━━ MATERIAL FOR THIS TASK ━━

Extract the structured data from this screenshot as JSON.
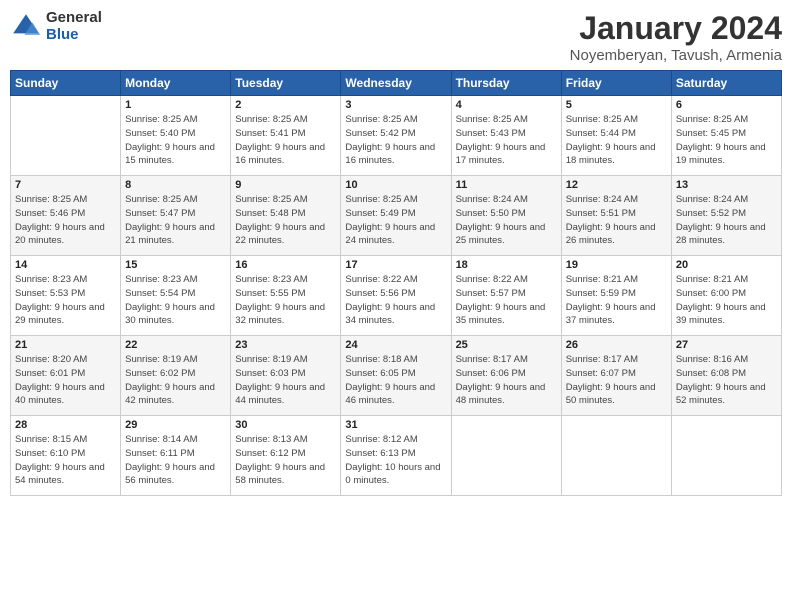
{
  "logo": {
    "general": "General",
    "blue": "Blue"
  },
  "title": "January 2024",
  "subtitle": "Noyemberyan, Tavush, Armenia",
  "headers": [
    "Sunday",
    "Monday",
    "Tuesday",
    "Wednesday",
    "Thursday",
    "Friday",
    "Saturday"
  ],
  "weeks": [
    [
      {
        "day": "",
        "sunrise": "",
        "sunset": "",
        "daylight": ""
      },
      {
        "day": "1",
        "sunrise": "Sunrise: 8:25 AM",
        "sunset": "Sunset: 5:40 PM",
        "daylight": "Daylight: 9 hours and 15 minutes."
      },
      {
        "day": "2",
        "sunrise": "Sunrise: 8:25 AM",
        "sunset": "Sunset: 5:41 PM",
        "daylight": "Daylight: 9 hours and 16 minutes."
      },
      {
        "day": "3",
        "sunrise": "Sunrise: 8:25 AM",
        "sunset": "Sunset: 5:42 PM",
        "daylight": "Daylight: 9 hours and 16 minutes."
      },
      {
        "day": "4",
        "sunrise": "Sunrise: 8:25 AM",
        "sunset": "Sunset: 5:43 PM",
        "daylight": "Daylight: 9 hours and 17 minutes."
      },
      {
        "day": "5",
        "sunrise": "Sunrise: 8:25 AM",
        "sunset": "Sunset: 5:44 PM",
        "daylight": "Daylight: 9 hours and 18 minutes."
      },
      {
        "day": "6",
        "sunrise": "Sunrise: 8:25 AM",
        "sunset": "Sunset: 5:45 PM",
        "daylight": "Daylight: 9 hours and 19 minutes."
      }
    ],
    [
      {
        "day": "7",
        "sunrise": "Sunrise: 8:25 AM",
        "sunset": "Sunset: 5:46 PM",
        "daylight": "Daylight: 9 hours and 20 minutes."
      },
      {
        "day": "8",
        "sunrise": "Sunrise: 8:25 AM",
        "sunset": "Sunset: 5:47 PM",
        "daylight": "Daylight: 9 hours and 21 minutes."
      },
      {
        "day": "9",
        "sunrise": "Sunrise: 8:25 AM",
        "sunset": "Sunset: 5:48 PM",
        "daylight": "Daylight: 9 hours and 22 minutes."
      },
      {
        "day": "10",
        "sunrise": "Sunrise: 8:25 AM",
        "sunset": "Sunset: 5:49 PM",
        "daylight": "Daylight: 9 hours and 24 minutes."
      },
      {
        "day": "11",
        "sunrise": "Sunrise: 8:24 AM",
        "sunset": "Sunset: 5:50 PM",
        "daylight": "Daylight: 9 hours and 25 minutes."
      },
      {
        "day": "12",
        "sunrise": "Sunrise: 8:24 AM",
        "sunset": "Sunset: 5:51 PM",
        "daylight": "Daylight: 9 hours and 26 minutes."
      },
      {
        "day": "13",
        "sunrise": "Sunrise: 8:24 AM",
        "sunset": "Sunset: 5:52 PM",
        "daylight": "Daylight: 9 hours and 28 minutes."
      }
    ],
    [
      {
        "day": "14",
        "sunrise": "Sunrise: 8:23 AM",
        "sunset": "Sunset: 5:53 PM",
        "daylight": "Daylight: 9 hours and 29 minutes."
      },
      {
        "day": "15",
        "sunrise": "Sunrise: 8:23 AM",
        "sunset": "Sunset: 5:54 PM",
        "daylight": "Daylight: 9 hours and 30 minutes."
      },
      {
        "day": "16",
        "sunrise": "Sunrise: 8:23 AM",
        "sunset": "Sunset: 5:55 PM",
        "daylight": "Daylight: 9 hours and 32 minutes."
      },
      {
        "day": "17",
        "sunrise": "Sunrise: 8:22 AM",
        "sunset": "Sunset: 5:56 PM",
        "daylight": "Daylight: 9 hours and 34 minutes."
      },
      {
        "day": "18",
        "sunrise": "Sunrise: 8:22 AM",
        "sunset": "Sunset: 5:57 PM",
        "daylight": "Daylight: 9 hours and 35 minutes."
      },
      {
        "day": "19",
        "sunrise": "Sunrise: 8:21 AM",
        "sunset": "Sunset: 5:59 PM",
        "daylight": "Daylight: 9 hours and 37 minutes."
      },
      {
        "day": "20",
        "sunrise": "Sunrise: 8:21 AM",
        "sunset": "Sunset: 6:00 PM",
        "daylight": "Daylight: 9 hours and 39 minutes."
      }
    ],
    [
      {
        "day": "21",
        "sunrise": "Sunrise: 8:20 AM",
        "sunset": "Sunset: 6:01 PM",
        "daylight": "Daylight: 9 hours and 40 minutes."
      },
      {
        "day": "22",
        "sunrise": "Sunrise: 8:19 AM",
        "sunset": "Sunset: 6:02 PM",
        "daylight": "Daylight: 9 hours and 42 minutes."
      },
      {
        "day": "23",
        "sunrise": "Sunrise: 8:19 AM",
        "sunset": "Sunset: 6:03 PM",
        "daylight": "Daylight: 9 hours and 44 minutes."
      },
      {
        "day": "24",
        "sunrise": "Sunrise: 8:18 AM",
        "sunset": "Sunset: 6:05 PM",
        "daylight": "Daylight: 9 hours and 46 minutes."
      },
      {
        "day": "25",
        "sunrise": "Sunrise: 8:17 AM",
        "sunset": "Sunset: 6:06 PM",
        "daylight": "Daylight: 9 hours and 48 minutes."
      },
      {
        "day": "26",
        "sunrise": "Sunrise: 8:17 AM",
        "sunset": "Sunset: 6:07 PM",
        "daylight": "Daylight: 9 hours and 50 minutes."
      },
      {
        "day": "27",
        "sunrise": "Sunrise: 8:16 AM",
        "sunset": "Sunset: 6:08 PM",
        "daylight": "Daylight: 9 hours and 52 minutes."
      }
    ],
    [
      {
        "day": "28",
        "sunrise": "Sunrise: 8:15 AM",
        "sunset": "Sunset: 6:10 PM",
        "daylight": "Daylight: 9 hours and 54 minutes."
      },
      {
        "day": "29",
        "sunrise": "Sunrise: 8:14 AM",
        "sunset": "Sunset: 6:11 PM",
        "daylight": "Daylight: 9 hours and 56 minutes."
      },
      {
        "day": "30",
        "sunrise": "Sunrise: 8:13 AM",
        "sunset": "Sunset: 6:12 PM",
        "daylight": "Daylight: 9 hours and 58 minutes."
      },
      {
        "day": "31",
        "sunrise": "Sunrise: 8:12 AM",
        "sunset": "Sunset: 6:13 PM",
        "daylight": "Daylight: 10 hours and 0 minutes."
      },
      {
        "day": "",
        "sunrise": "",
        "sunset": "",
        "daylight": ""
      },
      {
        "day": "",
        "sunrise": "",
        "sunset": "",
        "daylight": ""
      },
      {
        "day": "",
        "sunrise": "",
        "sunset": "",
        "daylight": ""
      }
    ]
  ]
}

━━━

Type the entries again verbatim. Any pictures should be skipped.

EXERCISE RESULT =
Extract the structured data from this screenshot as JSON.
{
  "logo": {
    "general": "General",
    "blue": "Blue"
  },
  "title": "January 2024",
  "subtitle": "Noyemberyan, Tavush, Armenia",
  "headers": [
    "Sunday",
    "Monday",
    "Tuesday",
    "Wednesday",
    "Thursday",
    "Friday",
    "Saturday"
  ],
  "weeks": [
    [
      {
        "day": "",
        "sunrise": "",
        "sunset": "",
        "daylight": ""
      },
      {
        "day": "1",
        "sunrise": "Sunrise: 8:25 AM",
        "sunset": "Sunset: 5:40 PM",
        "daylight": "Daylight: 9 hours and 15 minutes."
      },
      {
        "day": "2",
        "sunrise": "Sunrise: 8:25 AM",
        "sunset": "Sunset: 5:41 PM",
        "daylight": "Daylight: 9 hours and 16 minutes."
      },
      {
        "day": "3",
        "sunrise": "Sunrise: 8:25 AM",
        "sunset": "Sunset: 5:42 PM",
        "daylight": "Daylight: 9 hours and 16 minutes."
      },
      {
        "day": "4",
        "sunrise": "Sunrise: 8:25 AM",
        "sunset": "Sunset: 5:43 PM",
        "daylight": "Daylight: 9 hours and 17 minutes."
      },
      {
        "day": "5",
        "sunrise": "Sunrise: 8:25 AM",
        "sunset": "Sunset: 5:44 PM",
        "daylight": "Daylight: 9 hours and 18 minutes."
      },
      {
        "day": "6",
        "sunrise": "Sunrise: 8:25 AM",
        "sunset": "Sunset: 5:45 PM",
        "daylight": "Daylight: 9 hours and 19 minutes."
      }
    ],
    [
      {
        "day": "7",
        "sunrise": "Sunrise: 8:25 AM",
        "sunset": "Sunset: 5:46 PM",
        "daylight": "Daylight: 9 hours and 20 minutes."
      },
      {
        "day": "8",
        "sunrise": "Sunrise: 8:25 AM",
        "sunset": "Sunset: 5:47 PM",
        "daylight": "Daylight: 9 hours and 21 minutes."
      },
      {
        "day": "9",
        "sunrise": "Sunrise: 8:25 AM",
        "sunset": "Sunset: 5:48 PM",
        "daylight": "Daylight: 9 hours and 22 minutes."
      },
      {
        "day": "10",
        "sunrise": "Sunrise: 8:25 AM",
        "sunset": "Sunset: 5:49 PM",
        "daylight": "Daylight: 9 hours and 24 minutes."
      },
      {
        "day": "11",
        "sunrise": "Sunrise: 8:24 AM",
        "sunset": "Sunset: 5:50 PM",
        "daylight": "Daylight: 9 hours and 25 minutes."
      },
      {
        "day": "12",
        "sunrise": "Sunrise: 8:24 AM",
        "sunset": "Sunset: 5:51 PM",
        "daylight": "Daylight: 9 hours and 26 minutes."
      },
      {
        "day": "13",
        "sunrise": "Sunrise: 8:24 AM",
        "sunset": "Sunset: 5:52 PM",
        "daylight": "Daylight: 9 hours and 28 minutes."
      }
    ],
    [
      {
        "day": "14",
        "sunrise": "Sunrise: 8:23 AM",
        "sunset": "Sunset: 5:53 PM",
        "daylight": "Daylight: 9 hours and 29 minutes."
      },
      {
        "day": "15",
        "sunrise": "Sunrise: 8:23 AM",
        "sunset": "Sunset: 5:54 PM",
        "daylight": "Daylight: 9 hours and 30 minutes."
      },
      {
        "day": "16",
        "sunrise": "Sunrise: 8:23 AM",
        "sunset": "Sunset: 5:55 PM",
        "daylight": "Daylight: 9 hours and 32 minutes."
      },
      {
        "day": "17",
        "sunrise": "Sunrise: 8:22 AM",
        "sunset": "Sunset: 5:56 PM",
        "daylight": "Daylight: 9 hours and 34 minutes."
      },
      {
        "day": "18",
        "sunrise": "Sunrise: 8:22 AM",
        "sunset": "Sunset: 5:57 PM",
        "daylight": "Daylight: 9 hours and 35 minutes."
      },
      {
        "day": "19",
        "sunrise": "Sunrise: 8:21 AM",
        "sunset": "Sunset: 5:59 PM",
        "daylight": "Daylight: 9 hours and 37 minutes."
      },
      {
        "day": "20",
        "sunrise": "Sunrise: 8:21 AM",
        "sunset": "Sunset: 6:00 PM",
        "daylight": "Daylight: 9 hours and 39 minutes."
      }
    ],
    [
      {
        "day": "21",
        "sunrise": "Sunrise: 8:20 AM",
        "sunset": "Sunset: 6:01 PM",
        "daylight": "Daylight: 9 hours and 40 minutes."
      },
      {
        "day": "22",
        "sunrise": "Sunrise: 8:19 AM",
        "sunset": "Sunset: 6:02 PM",
        "daylight": "Daylight: 9 hours and 42 minutes."
      },
      {
        "day": "23",
        "sunrise": "Sunrise: 8:19 AM",
        "sunset": "Sunset: 6:03 PM",
        "daylight": "Daylight: 9 hours and 44 minutes."
      },
      {
        "day": "24",
        "sunrise": "Sunrise: 8:18 AM",
        "sunset": "Sunset: 6:05 PM",
        "daylight": "Daylight: 9 hours and 46 minutes."
      },
      {
        "day": "25",
        "sunrise": "Sunrise: 8:17 AM",
        "sunset": "Sunset: 6:06 PM",
        "daylight": "Daylight: 9 hours and 48 minutes."
      },
      {
        "day": "26",
        "sunrise": "Sunrise: 8:17 AM",
        "sunset": "Sunset: 6:07 PM",
        "daylight": "Daylight: 9 hours and 50 minutes."
      },
      {
        "day": "27",
        "sunrise": "Sunrise: 8:16 AM",
        "sunset": "Sunset: 6:08 PM",
        "daylight": "Daylight: 9 hours and 52 minutes."
      }
    ],
    [
      {
        "day": "28",
        "sunrise": "Sunrise: 8:15 AM",
        "sunset": "Sunset: 6:10 PM",
        "daylight": "Daylight: 9 hours and 54 minutes."
      },
      {
        "day": "29",
        "sunrise": "Sunrise: 8:14 AM",
        "sunset": "Sunset: 6:11 PM",
        "daylight": "Daylight: 9 hours and 56 minutes."
      },
      {
        "day": "30",
        "sunrise": "Sunrise: 8:13 AM",
        "sunset": "Sunset: 6:12 PM",
        "daylight": "Daylight: 9 hours and 58 minutes."
      },
      {
        "day": "31",
        "sunrise": "Sunrise: 8:12 AM",
        "sunset": "Sunset: 6:13 PM",
        "daylight": "Daylight: 10 hours and 0 minutes."
      },
      {
        "day": "",
        "sunrise": "",
        "sunset": "",
        "daylight": ""
      },
      {
        "day": "",
        "sunrise": "",
        "sunset": "",
        "daylight": ""
      },
      {
        "day": "",
        "sunrise": "",
        "sunset": "",
        "daylight": ""
      }
    ]
  ]
}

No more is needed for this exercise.